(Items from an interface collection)
━━━━━━━━━━━━━━━━━━━━━━━━━━━━━━
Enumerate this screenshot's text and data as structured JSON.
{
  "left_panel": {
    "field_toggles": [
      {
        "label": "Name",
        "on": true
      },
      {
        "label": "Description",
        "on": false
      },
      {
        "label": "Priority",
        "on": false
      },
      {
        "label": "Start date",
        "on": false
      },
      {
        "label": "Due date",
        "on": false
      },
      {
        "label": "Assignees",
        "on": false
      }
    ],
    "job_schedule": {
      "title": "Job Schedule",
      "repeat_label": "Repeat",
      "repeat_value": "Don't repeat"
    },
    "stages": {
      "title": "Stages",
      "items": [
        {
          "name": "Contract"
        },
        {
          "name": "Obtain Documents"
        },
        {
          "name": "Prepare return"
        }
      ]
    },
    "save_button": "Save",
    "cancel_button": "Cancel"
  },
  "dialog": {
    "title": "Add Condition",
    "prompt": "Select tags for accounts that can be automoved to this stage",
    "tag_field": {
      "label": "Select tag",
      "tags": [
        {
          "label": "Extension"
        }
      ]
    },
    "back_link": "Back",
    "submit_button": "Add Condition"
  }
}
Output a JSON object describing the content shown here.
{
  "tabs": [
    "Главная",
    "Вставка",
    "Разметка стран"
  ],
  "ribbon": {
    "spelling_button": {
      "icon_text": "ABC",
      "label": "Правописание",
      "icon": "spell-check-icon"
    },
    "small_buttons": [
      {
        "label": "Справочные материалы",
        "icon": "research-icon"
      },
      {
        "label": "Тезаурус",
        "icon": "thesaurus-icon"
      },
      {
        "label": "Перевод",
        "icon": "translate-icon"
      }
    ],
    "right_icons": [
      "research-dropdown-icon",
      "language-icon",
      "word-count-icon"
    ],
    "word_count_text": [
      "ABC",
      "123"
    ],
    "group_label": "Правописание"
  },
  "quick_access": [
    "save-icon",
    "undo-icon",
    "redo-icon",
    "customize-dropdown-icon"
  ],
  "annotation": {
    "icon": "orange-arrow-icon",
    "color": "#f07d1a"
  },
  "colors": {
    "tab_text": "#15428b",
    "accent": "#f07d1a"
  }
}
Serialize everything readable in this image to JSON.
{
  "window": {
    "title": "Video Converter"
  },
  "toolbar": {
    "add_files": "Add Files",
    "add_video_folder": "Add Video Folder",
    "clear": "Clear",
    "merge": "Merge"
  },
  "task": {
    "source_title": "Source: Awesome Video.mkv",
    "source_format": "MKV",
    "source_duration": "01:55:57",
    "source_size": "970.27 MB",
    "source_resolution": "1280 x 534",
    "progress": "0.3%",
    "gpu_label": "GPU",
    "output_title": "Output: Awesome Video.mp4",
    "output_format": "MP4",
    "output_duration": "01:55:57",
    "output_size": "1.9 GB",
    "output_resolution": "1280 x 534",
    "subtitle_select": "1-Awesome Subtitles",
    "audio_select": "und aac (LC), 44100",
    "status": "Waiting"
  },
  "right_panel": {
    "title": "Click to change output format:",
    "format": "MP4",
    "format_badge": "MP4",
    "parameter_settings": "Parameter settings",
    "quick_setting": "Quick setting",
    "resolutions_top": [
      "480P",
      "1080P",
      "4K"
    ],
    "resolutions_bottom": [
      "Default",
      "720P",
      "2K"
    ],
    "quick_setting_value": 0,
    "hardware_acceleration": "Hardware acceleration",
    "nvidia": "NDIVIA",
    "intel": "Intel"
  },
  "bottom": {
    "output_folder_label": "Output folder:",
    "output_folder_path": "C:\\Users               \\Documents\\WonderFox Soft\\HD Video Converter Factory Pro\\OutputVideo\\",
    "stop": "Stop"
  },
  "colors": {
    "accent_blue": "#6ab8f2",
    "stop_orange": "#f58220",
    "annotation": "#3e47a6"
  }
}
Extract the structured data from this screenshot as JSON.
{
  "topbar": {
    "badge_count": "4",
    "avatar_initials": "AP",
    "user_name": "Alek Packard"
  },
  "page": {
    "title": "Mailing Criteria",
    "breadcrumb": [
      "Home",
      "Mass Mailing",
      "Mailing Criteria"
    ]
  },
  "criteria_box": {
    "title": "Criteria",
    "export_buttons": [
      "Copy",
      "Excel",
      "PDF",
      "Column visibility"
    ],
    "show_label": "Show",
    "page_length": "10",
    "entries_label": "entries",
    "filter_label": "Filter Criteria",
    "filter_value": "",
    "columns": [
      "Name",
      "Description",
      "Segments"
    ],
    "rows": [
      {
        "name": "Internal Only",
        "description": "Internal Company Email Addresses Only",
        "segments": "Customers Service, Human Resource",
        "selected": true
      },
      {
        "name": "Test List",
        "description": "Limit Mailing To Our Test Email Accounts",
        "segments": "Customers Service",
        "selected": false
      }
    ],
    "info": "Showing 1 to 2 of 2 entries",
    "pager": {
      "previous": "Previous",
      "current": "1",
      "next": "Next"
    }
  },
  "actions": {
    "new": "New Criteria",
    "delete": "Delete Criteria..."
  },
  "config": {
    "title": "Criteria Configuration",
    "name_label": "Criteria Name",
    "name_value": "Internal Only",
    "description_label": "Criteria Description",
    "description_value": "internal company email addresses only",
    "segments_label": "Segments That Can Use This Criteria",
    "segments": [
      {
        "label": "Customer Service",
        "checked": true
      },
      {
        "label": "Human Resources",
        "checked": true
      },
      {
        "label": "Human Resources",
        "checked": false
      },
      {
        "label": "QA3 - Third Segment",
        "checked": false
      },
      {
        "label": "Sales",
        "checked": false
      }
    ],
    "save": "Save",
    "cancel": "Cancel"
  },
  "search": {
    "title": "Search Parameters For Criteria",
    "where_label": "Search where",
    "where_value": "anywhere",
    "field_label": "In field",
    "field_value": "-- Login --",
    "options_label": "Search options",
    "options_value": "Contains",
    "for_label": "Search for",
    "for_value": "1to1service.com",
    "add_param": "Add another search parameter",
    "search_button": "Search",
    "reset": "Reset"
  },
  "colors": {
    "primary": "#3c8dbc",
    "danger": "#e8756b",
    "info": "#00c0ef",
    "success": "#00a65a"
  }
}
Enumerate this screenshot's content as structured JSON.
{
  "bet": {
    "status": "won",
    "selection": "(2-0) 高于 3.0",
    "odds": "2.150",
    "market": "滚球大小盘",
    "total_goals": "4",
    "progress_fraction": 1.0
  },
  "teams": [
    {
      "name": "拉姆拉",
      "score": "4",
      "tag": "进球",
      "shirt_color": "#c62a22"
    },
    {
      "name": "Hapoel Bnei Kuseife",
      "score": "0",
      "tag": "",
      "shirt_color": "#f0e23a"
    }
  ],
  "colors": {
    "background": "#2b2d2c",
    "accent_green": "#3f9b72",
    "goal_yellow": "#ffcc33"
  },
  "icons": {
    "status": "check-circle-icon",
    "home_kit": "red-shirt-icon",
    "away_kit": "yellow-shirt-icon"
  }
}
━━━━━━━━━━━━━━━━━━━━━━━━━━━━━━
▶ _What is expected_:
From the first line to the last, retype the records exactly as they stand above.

▶ _Result_:
Enumerate this screenshot's text and data as structured JSON.
{
  "left_panel": {
    "field_toggles": [
      {
        "label": "Name",
        "on": true
      },
      {
        "label": "Description",
        "on": false
      },
      {
        "label": "Priority",
        "on": false
      },
      {
        "label": "Start date",
        "on": false
      },
      {
        "label": "Due date",
        "on": false
      },
      {
        "label": "Assignees",
        "on": false
      }
    ],
    "job_schedule": {
      "title": "Job Schedule",
      "repeat_label": "Repeat",
      "repeat_value": "Don't repeat"
    },
    "stages": {
      "title": "Stages",
      "items": [
        {
          "name": "Contract"
        },
        {
          "name": "Obtain Documents"
        },
        {
          "name": "Prepare return"
        }
      ]
    },
    "save_button": "Save",
    "cancel_button": "Cancel"
  },
  "dialog": {
    "title": "Add Condition",
    "prompt": "Select tags for accounts that can be automoved to this stage",
    "tag_field": {
      "label": "Select tag",
      "tags": [
        {
          "label": "Extension"
        }
      ]
    },
    "back_link": "Back",
    "submit_button": "Add Condition"
  }
}
Output a JSON object describing the content shown here.
{
  "tabs": [
    "Главная",
    "Вставка",
    "Разметка стран"
  ],
  "ribbon": {
    "spelling_button": {
      "icon_text": "ABC",
      "label": "Правописание",
      "icon": "spell-check-icon"
    },
    "small_buttons": [
      {
        "label": "Справочные материалы",
        "icon": "research-icon"
      },
      {
        "label": "Тезаурус",
        "icon": "thesaurus-icon"
      },
      {
        "label": "Перевод",
        "icon": "translate-icon"
      }
    ],
    "right_icons": [
      "research-dropdown-icon",
      "language-icon",
      "word-count-icon"
    ],
    "word_count_text": [
      "ABC",
      "123"
    ],
    "group_label": "Правописание"
  },
  "quick_access": [
    "save-icon",
    "undo-icon",
    "redo-icon",
    "customize-dropdown-icon"
  ],
  "annotation": {
    "icon": "orange-arrow-icon",
    "color": "#f07d1a"
  },
  "colors": {
    "tab_text": "#15428b",
    "accent": "#f07d1a"
  }
}
Serialize everything readable in this image to JSON.
{
  "window": {
    "title": "Video Converter"
  },
  "toolbar": {
    "add_files": "Add Files",
    "add_video_folder": "Add Video Folder",
    "clear": "Clear",
    "merge": "Merge"
  },
  "task": {
    "source_title": "Source: Awesome Video.mkv",
    "source_format": "MKV",
    "source_duration": "01:55:57",
    "source_size": "970.27 MB",
    "source_resolution": "1280 x 534",
    "progress": "0.3%",
    "gpu_label": "GPU",
    "output_title": "Output: Awesome Video.mp4",
    "output_format": "MP4",
    "output_duration": "01:55:57",
    "output_size": "1.9 GB",
    "output_resolution": "1280 x 534",
    "subtitle_select": "1-Awesome Subtitles",
    "audio_select": "und aac (LC), 44100",
    "status": "Waiting"
  },
  "right_panel": {
    "title": "Click to change output format:",
    "format": "MP4",
    "format_badge": "MP4",
    "parameter_settings": "Parameter settings",
    "quick_setting": "Quick setting",
    "resolutions_top": [
      "480P",
      "1080P",
      "4K"
    ],
    "resolutions_bottom": [
      "Default",
      "720P",
      "2K"
    ],
    "quick_setting_value": 0,
    "hardware_acceleration": "Hardware acceleration",
    "nvidia": "NDIVIA",
    "intel": "Intel"
  },
  "bottom": {
    "output_folder_label": "Output folder:",
    "output_folder_path": "C:\\Users               \\Documents\\WonderFox Soft\\HD Video Converter Factory Pro\\OutputVideo\\",
    "stop": "Stop"
  },
  "colors": {
    "accent_blue": "#6ab8f2",
    "stop_orange": "#f58220",
    "annotation": "#3e47a6"
  }
}
Extract the structured data from this screenshot as JSON.
{
  "topbar": {
    "badge_count": "4",
    "avatar_initials": "AP",
    "user_name": "Alek Packard"
  },
  "page": {
    "title": "Mailing Criteria",
    "breadcrumb": [
      "Home",
      "Mass Mailing",
      "Mailing Criteria"
    ]
  },
  "criteria_box": {
    "title": "Criteria",
    "export_buttons": [
      "Copy",
      "Excel",
      "PDF",
      "Column visibility"
    ],
    "show_label": "Show",
    "page_length": "10",
    "entries_label": "entries",
    "filter_label": "Filter Criteria",
    "filter_value": "",
    "columns": [
      "Name",
      "Description",
      "Segments"
    ],
    "rows": [
      {
        "name": "Internal Only",
        "description": "Internal Company Email Addresses Only",
        "segments": "Customers Service, Human Resource",
        "selected": true
      },
      {
        "name": "Test List",
        "description": "Limit Mailing To Our Test Email Accounts",
        "segments": "Customers Service",
        "selected": false
      }
    ],
    "info": "Showing 1 to 2 of 2 entries",
    "pager": {
      "previous": "Previous",
      "current": "1",
      "next": "Next"
    }
  },
  "actions": {
    "new": "New Criteria",
    "delete": "Delete Criteria..."
  },
  "config": {
    "title": "Criteria Configuration",
    "name_label": "Criteria Name",
    "name_value": "Internal Only",
    "description_label": "Criteria Description",
    "description_value": "internal company email addresses only",
    "segments_label": "Segments That Can Use This Criteria",
    "segments": [
      {
        "label": "Customer Service",
        "checked": true
      },
      {
        "label": "Human Resources",
        "checked": true
      },
      {
        "label": "Human Resources",
        "checked": false
      },
      {
        "label": "QA3 - Third Segment",
        "checked": false
      },
      {
        "label": "Sales",
        "checked": false
      }
    ],
    "save": "Save",
    "cancel": "Cancel"
  },
  "search": {
    "title": "Search Parameters For Criteria",
    "where_label": "Search where",
    "where_value": "anywhere",
    "field_label": "In field",
    "field_value": "-- Login --",
    "options_label": "Search options",
    "options_value": "Contains",
    "for_label": "Search for",
    "for_value": "1to1service.com",
    "add_param": "Add another search parameter",
    "search_button": "Search",
    "reset": "Reset"
  },
  "colors": {
    "primary": "#3c8dbc",
    "danger": "#e8756b",
    "info": "#00c0ef",
    "success": "#00a65a"
  }
}
Enumerate this screenshot's content as structured JSON.
{
  "bet": {
    "status": "won",
    "selection": "(2-0) 高于 3.0",
    "odds": "2.150",
    "market": "滚球大小盘",
    "total_goals": "4",
    "progress_fraction": 1.0
  },
  "teams": [
    {
      "name": "拉姆拉",
      "score": "4",
      "tag": "进球",
      "shirt_color": "#c62a22"
    },
    {
      "name": "Hapoel Bnei Kuseife",
      "score": "0",
      "tag": "",
      "shirt_color": "#f0e23a"
    }
  ],
  "colors": {
    "background": "#2b2d2c",
    "accent_green": "#3f9b72",
    "goal_yellow": "#ffcc33"
  },
  "icons": {
    "status": "check-circle-icon",
    "home_kit": "red-shirt-icon",
    "away_kit": "yellow-shirt-icon"
  }
}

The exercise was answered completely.